╭──

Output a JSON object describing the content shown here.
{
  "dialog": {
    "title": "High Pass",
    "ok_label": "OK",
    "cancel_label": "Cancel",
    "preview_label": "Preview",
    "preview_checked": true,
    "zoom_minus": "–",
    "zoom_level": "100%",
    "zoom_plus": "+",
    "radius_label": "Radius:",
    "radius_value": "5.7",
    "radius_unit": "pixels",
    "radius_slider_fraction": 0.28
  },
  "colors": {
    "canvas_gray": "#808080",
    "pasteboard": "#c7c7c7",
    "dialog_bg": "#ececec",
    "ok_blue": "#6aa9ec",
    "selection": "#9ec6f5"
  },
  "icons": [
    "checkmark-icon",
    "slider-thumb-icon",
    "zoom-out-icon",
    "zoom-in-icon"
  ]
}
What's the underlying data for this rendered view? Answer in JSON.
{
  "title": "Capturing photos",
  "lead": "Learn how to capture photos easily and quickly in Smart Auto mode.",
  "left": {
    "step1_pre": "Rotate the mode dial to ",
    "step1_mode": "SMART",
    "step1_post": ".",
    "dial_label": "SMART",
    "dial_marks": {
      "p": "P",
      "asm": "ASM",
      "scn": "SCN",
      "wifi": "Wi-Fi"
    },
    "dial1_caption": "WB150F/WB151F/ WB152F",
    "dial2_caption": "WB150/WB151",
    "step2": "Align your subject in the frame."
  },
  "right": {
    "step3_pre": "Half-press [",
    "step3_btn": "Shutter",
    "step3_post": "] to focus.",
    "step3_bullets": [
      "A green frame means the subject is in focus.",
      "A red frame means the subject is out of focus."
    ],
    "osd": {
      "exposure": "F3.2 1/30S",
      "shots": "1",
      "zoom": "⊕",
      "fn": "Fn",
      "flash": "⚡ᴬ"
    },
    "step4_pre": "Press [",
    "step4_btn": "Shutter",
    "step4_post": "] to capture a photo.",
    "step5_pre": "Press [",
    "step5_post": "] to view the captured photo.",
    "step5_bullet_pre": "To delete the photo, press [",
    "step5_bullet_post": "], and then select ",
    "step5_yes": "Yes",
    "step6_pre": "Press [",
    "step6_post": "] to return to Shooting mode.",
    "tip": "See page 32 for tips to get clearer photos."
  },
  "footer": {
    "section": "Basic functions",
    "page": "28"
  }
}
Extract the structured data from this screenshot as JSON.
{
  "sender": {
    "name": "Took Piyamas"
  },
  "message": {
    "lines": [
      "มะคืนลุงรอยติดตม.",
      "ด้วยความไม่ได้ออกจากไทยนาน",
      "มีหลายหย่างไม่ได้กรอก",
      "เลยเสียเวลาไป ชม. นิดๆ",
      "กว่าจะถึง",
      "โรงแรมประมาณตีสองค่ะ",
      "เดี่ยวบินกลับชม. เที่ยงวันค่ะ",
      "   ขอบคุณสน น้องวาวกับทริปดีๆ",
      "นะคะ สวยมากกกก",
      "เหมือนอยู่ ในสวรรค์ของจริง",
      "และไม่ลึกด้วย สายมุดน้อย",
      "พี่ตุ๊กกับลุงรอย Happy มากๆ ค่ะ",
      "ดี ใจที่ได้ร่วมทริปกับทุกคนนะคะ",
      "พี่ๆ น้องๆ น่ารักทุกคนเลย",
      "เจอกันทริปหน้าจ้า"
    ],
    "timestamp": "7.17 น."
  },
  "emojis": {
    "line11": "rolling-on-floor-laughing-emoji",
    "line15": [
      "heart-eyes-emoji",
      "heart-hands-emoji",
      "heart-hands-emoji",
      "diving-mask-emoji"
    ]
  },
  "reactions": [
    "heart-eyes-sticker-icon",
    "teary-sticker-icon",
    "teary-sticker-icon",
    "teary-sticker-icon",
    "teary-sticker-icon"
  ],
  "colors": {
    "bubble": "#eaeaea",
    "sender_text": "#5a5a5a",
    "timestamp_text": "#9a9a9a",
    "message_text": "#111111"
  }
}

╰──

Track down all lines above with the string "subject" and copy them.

# Answer to the exercise
    "step2": "Align your subject in the frame."
      "A green frame means the subject is in focus.",
      "A red frame means the subject is out of focus."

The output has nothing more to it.